• **Required action**
Look through the data below. Pick out the lines holding the string "time".

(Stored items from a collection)
[Start of Attachment]
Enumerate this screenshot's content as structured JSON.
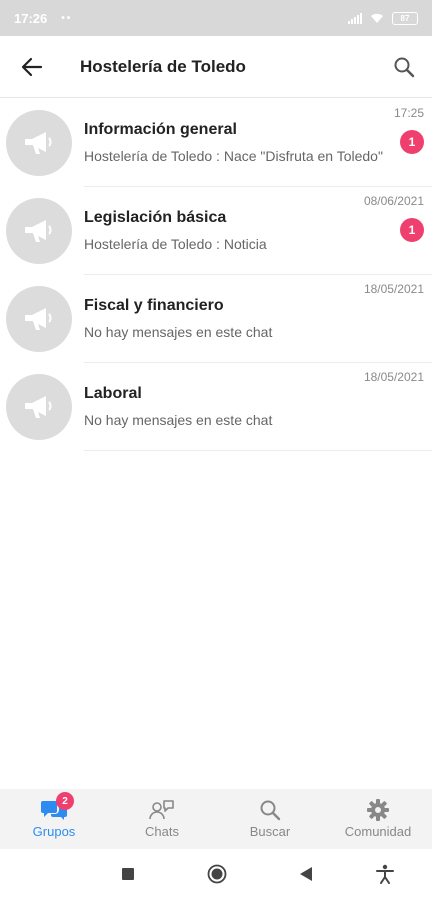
{
  "status_bar": {
    "time": "17:26",
    "dots": "••",
    "battery": "87"
  },
  "header": {
    "title": "Hostelería de Toledo"
  },
  "groups": [
    {
      "name": "Información general",
      "preview": "Hostelería de Toledo : Nace \"Disfruta en Toledo\"",
      "time": "17:25",
      "unread": "1"
    },
    {
      "name": "Legislación básica",
      "preview": "Hostelería de Toledo : Noticia",
      "time": "08/06/2021",
      "unread": "1"
    },
    {
      "name": "Fiscal y financiero",
      "preview": "No hay mensajes en este chat",
      "time": "18/05/2021",
      "unread": ""
    },
    {
      "name": "Laboral",
      "preview": "No hay mensajes en este chat",
      "time": "18/05/2021",
      "unread": ""
    }
  ],
  "bottom_nav": [
    {
      "label": "Grupos",
      "icon": "groups-icon",
      "badge": "2",
      "active": true
    },
    {
      "label": "Chats",
      "icon": "chats-icon",
      "active": false
    },
    {
      "label": "Buscar",
      "icon": "search-icon",
      "active": false
    },
    {
      "label": "Comunidad",
      "icon": "gear-icon",
      "active": false
    }
  ],
  "colors": {
    "accent": "#2e8cf0",
    "badge": "#ee3f6e",
    "avatar_bg": "#dcdcdc"
  }
}
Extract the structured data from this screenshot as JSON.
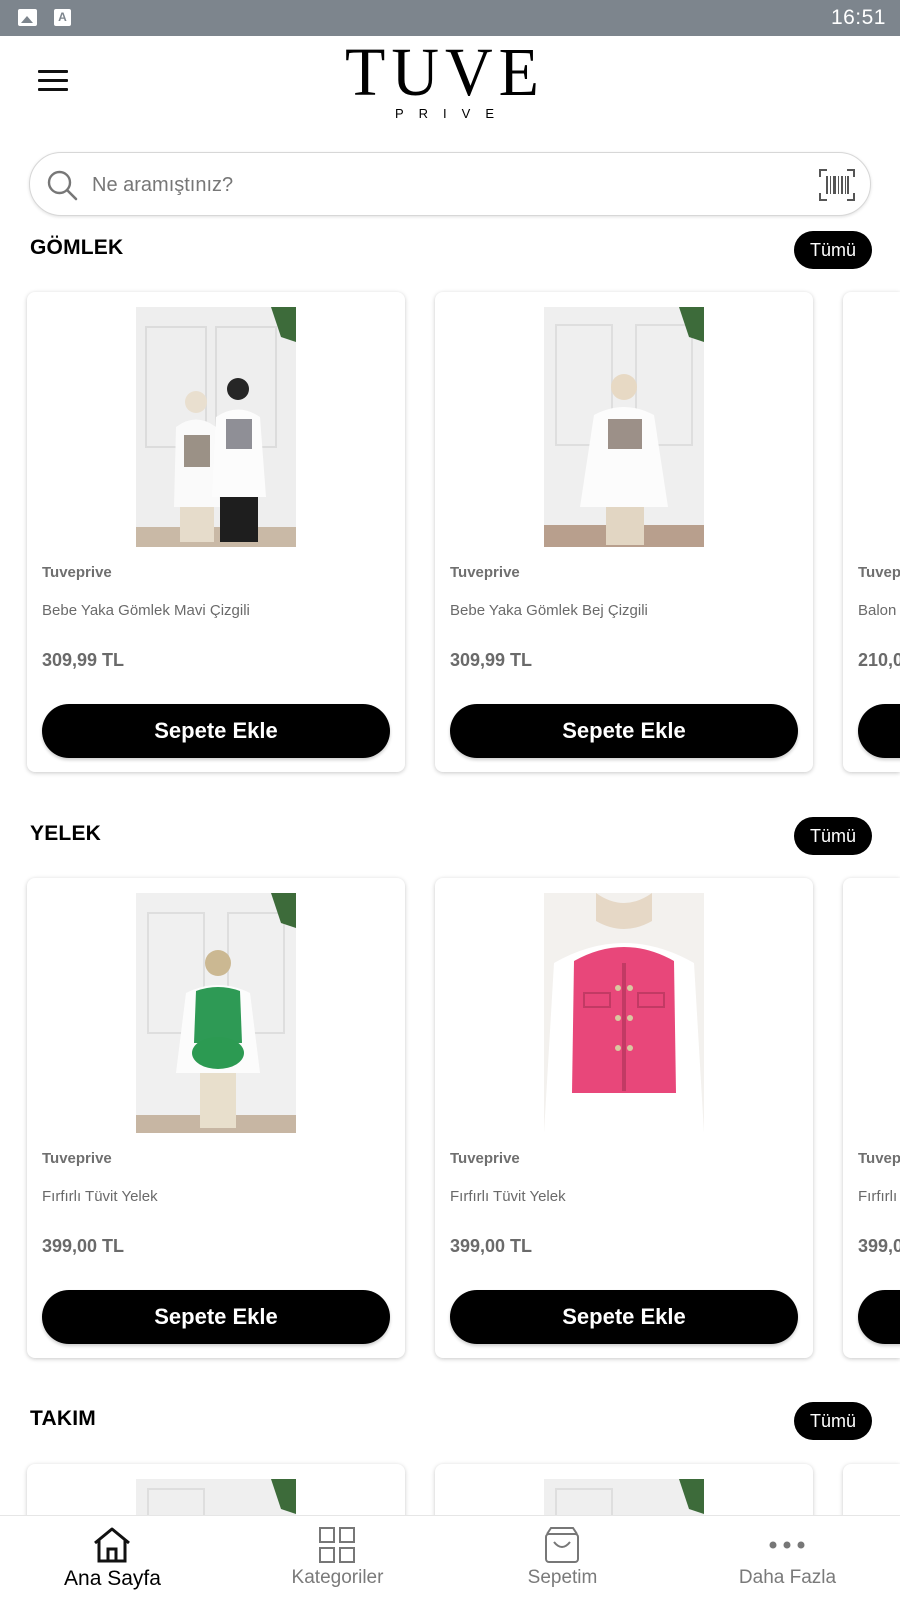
{
  "status_bar": {
    "time": "16:51",
    "icons": [
      "image-icon",
      "a-icon"
    ]
  },
  "header": {
    "menu_icon": "hamburger-menu-icon",
    "logo_main": "TUVE",
    "logo_sub": "PRIVE"
  },
  "search": {
    "placeholder": "Ne aramıştınız?",
    "value": "",
    "barcode_icon": "barcode-scan-icon"
  },
  "sections": [
    {
      "title": "GÖMLEK",
      "all_label": "Tümü",
      "cards": [
        {
          "brand": "Tuveprive",
          "name": "Bebe Yaka Gömlek Mavi Çizgili",
          "price": "309,99 TL",
          "button": "Sepete Ekle"
        },
        {
          "brand": "Tuveprive",
          "name": "Bebe Yaka Gömlek Bej Çizgili",
          "price": "309,99 TL",
          "button": "Sepete Ekle"
        },
        {
          "brand": "Tuvep",
          "name": "Balon",
          "price": "210,0",
          "button": ""
        }
      ]
    },
    {
      "title": "YELEK",
      "all_label": "Tümü",
      "cards": [
        {
          "brand": "Tuveprive",
          "name": "Fırfırlı Tüvit Yelek",
          "price": "399,00 TL",
          "button": "Sepete Ekle"
        },
        {
          "brand": "Tuveprive",
          "name": "Fırfırlı Tüvit Yelek",
          "price": "399,00 TL",
          "button": "Sepete Ekle"
        },
        {
          "brand": "Tuvep",
          "name": "Fırfırlı",
          "price": "399,0",
          "button": ""
        }
      ]
    },
    {
      "title": "TAKIM",
      "all_label": "Tümü",
      "cards": []
    }
  ],
  "bottom_nav": [
    {
      "label": "Ana Sayfa",
      "icon": "home-icon",
      "active": true
    },
    {
      "label": "Kategoriler",
      "icon": "grid-icon",
      "active": false
    },
    {
      "label": "Sepetim",
      "icon": "shopping-bag-icon",
      "active": false
    },
    {
      "label": "Daha Fazla",
      "icon": "more-dots-icon",
      "active": false
    }
  ],
  "colors": {
    "accent": "#000000",
    "status_bar": "#7d858d",
    "muted_text": "#6a6a6a",
    "vest_green": "#2e9a55",
    "vest_pink": "#e8477a"
  }
}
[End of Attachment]
• **Exercise output**
    "time": "17:26",
      "time": "17:25",
      "time": "08/06/2021",
      "time": "18/05/2021",
      "time": "18/05/2021",
    "time": "16:51",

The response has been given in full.